Today a female facebook friend - kind of a feminist but not usually one to post a lot about those issues (far, far less than I post on feminist/gender issues) called the astronaut commercials "sexist". I worry when I see things like this because I think overusing the term really twists its meaning (kind of like calling people who advocate policies that are in the end probably bad for minorities "racists"... we can say we don't like that but it's quite a stretch to say they are racists).
It's not even clear exactly what inspires this. My best guess is that it's obviously a super-charged sexual encounter. I don't say that because there's anything that explicit going on, but after almost being eaten most people are probably not going to be weighing which guy they want to be with. The concern may be that the guy is doing the rescuing but that seems like an even weaker case. It's a product for men so obviously the astronaut has to be a guy. The lifeguard could be a girl but for the sake of statistical frequency and ease of exposition I don't see anything especially wrong with presenting heterosexual relationships here (i.e. - the astronaut has to be a guy, if we are assuming heterosexuality for the reasons just stated that makes the victim a girl and the lifeguard a guy). Certainly there's nothing sexist or homophobic about that choice. We see female lifeguards on TV all the time too. There was of course the golden age of Baywatch, but check out any Syfy mutant shark/octopus movie. So I don't think it's that.
There's also, of course, that the victim and the lifeguard here have idealized body types - a perennial concern. There is good reason for this concern, for what the body types we see on TV do for body image, etc. There's good reason to want to see a change. Hollywood and TV go overboard and ought to be disciplined on this point, but this gets tricky too because people have preferences and are attracted to different things. Of course it's socially constructed and might need some tweaking on the extremes, but it gets very tough when you start trying to tell people what they ought to find attractive because then you're just substituting your views about body type for theirs. And who really has a right to scold me for my apparent tendency (completely subconscious - I'm just looking at the data) to like shorter women? In other words, (1.) it's not clear this is "sexist" because body image ideals are around for both sexes, and (2.) there are very real limits to how far you can push this one before you're scolding people for having sexual urges which is presumably NOT the direction we want to go.
So in summation, there are some things you could make some interesting and even important commentary on here (sexualization, body image, MAYBE gender roles but that's the weakest of all) but the case for "sexism" isn't really there at all.
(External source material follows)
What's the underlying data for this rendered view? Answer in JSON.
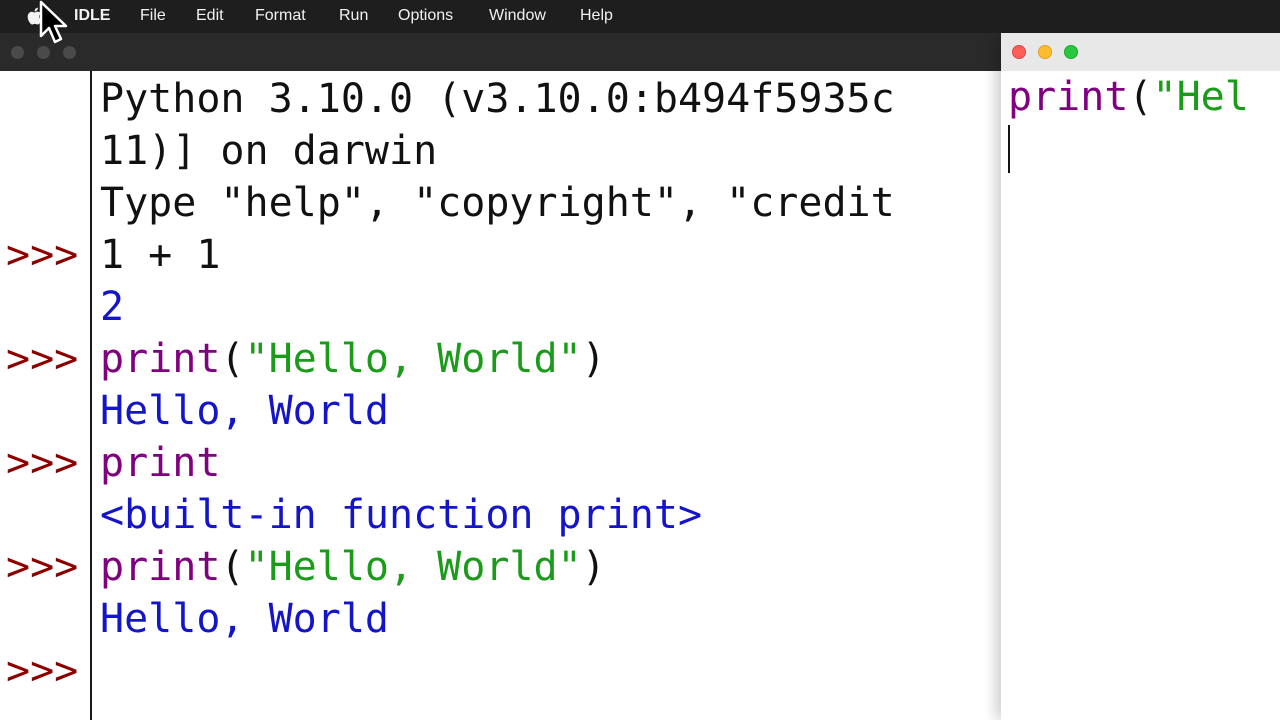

If you don't like sexualized advertising you are welcome to gripe about that (say something like "ugh - why does everybody have to be half naked and sweating on TV"). Some of us don't have as refined tastes (I thought it was funny and I found the people attractive). Say that if you want to. But it worries me that people tie their own prudishness/refinement/sense of what's "appropriate" to feminism and "sexism". What I am saying here is not the equivalent of people who say "if it's not overt racism it's not racism". Obviously there's a lot of subtle sexism out there, and some of it is very much tied up into sexualization as well. If you think I'm denying that, start from the beginning and reread. I refuse to play the game of being told I'm missing that. You don't have to convince me that sexism can come through sexualization. You have to convince me that the mere observation of a sexualized culture presents an instance of sexism - because that's not always going to be the case. We're sexual beings. We're going to act like it. Sorry. That means we're going to have thoughts and reactions that some people might even consider crude. Insofar as frustration with that is what feminism means to people, feminism is in trouble.
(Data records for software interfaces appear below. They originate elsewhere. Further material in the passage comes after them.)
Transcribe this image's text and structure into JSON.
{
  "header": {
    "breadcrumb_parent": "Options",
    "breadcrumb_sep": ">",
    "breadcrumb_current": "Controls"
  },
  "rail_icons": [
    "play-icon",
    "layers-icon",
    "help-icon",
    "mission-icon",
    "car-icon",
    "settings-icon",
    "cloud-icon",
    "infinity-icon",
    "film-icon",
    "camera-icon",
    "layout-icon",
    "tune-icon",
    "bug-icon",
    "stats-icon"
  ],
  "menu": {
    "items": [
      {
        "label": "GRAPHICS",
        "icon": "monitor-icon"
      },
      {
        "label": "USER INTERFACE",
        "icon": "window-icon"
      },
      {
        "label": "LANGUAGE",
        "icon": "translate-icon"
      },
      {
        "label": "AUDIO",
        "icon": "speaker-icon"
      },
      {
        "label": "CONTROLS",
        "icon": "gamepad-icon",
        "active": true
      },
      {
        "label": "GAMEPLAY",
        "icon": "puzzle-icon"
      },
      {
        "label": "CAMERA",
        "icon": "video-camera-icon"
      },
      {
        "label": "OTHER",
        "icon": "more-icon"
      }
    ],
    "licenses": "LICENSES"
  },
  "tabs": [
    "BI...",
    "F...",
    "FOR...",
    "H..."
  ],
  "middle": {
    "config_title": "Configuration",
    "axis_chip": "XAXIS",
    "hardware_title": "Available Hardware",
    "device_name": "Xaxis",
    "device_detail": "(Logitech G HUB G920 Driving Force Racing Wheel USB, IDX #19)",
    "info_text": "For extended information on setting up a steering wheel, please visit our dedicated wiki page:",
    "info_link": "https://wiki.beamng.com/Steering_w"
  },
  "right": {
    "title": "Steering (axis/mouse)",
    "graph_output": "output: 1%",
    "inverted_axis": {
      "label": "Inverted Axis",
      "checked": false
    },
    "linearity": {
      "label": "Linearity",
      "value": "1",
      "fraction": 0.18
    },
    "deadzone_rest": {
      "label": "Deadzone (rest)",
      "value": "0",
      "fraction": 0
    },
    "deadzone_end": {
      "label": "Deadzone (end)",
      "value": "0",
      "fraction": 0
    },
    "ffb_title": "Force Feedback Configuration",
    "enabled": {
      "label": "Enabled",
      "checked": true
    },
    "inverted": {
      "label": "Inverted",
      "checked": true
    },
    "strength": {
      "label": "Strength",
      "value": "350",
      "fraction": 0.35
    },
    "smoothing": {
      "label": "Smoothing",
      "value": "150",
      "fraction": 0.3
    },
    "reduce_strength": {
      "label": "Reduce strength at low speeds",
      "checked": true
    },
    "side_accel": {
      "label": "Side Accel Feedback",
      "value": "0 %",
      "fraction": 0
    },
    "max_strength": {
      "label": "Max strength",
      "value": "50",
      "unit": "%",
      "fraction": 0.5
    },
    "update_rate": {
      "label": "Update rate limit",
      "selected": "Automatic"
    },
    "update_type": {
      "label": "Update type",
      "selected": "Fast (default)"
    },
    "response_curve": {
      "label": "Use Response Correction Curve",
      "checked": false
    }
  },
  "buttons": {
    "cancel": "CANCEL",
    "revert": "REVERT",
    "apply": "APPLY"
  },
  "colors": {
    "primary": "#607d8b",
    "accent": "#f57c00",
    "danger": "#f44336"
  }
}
As a way of making that point consider that feminism is much broader than just male/female dichotomies and issues. A lot of feminism is about LGBT issues too and defending LGBT people when they have sexual reactions that bothers other people. That door swings both ways, feminists. ***If you're reacting to a sexualized heterosexual world the same way a fundamentalist reacts to sexualized gay culture, you're doing feminism wrong.***
This is getting long but I oughta say something about what doing feminism right means (because I'm a feminist, one of my fields is gender economics, and it matters to me. Feminism done right is about opposition to patriarchy (as a matter of historical circumstance), but more practically speaking its an opposition to power relations generally that threaten human capabilities and are organized around gender or sexuality. Since these power relations can emerge through the way culture is sexualized, of course that comes up as a subject to examine. But as a philosophical orientation the key point is the power relations and not the mere fact that we are sexual beings. As a theoretical/scientific orientation in the social sciences it involves a positive acknowledgement of and interest in studying the power relations that are of normative interest to feminists more broadly.
If you take your claim to its logical conclusion and that logical conclusion is that all people should be sexually attracted to everything equally (accounting for differences in sexual orientation, of course), then I think you're making a bad argument and you're missing what feminism is about.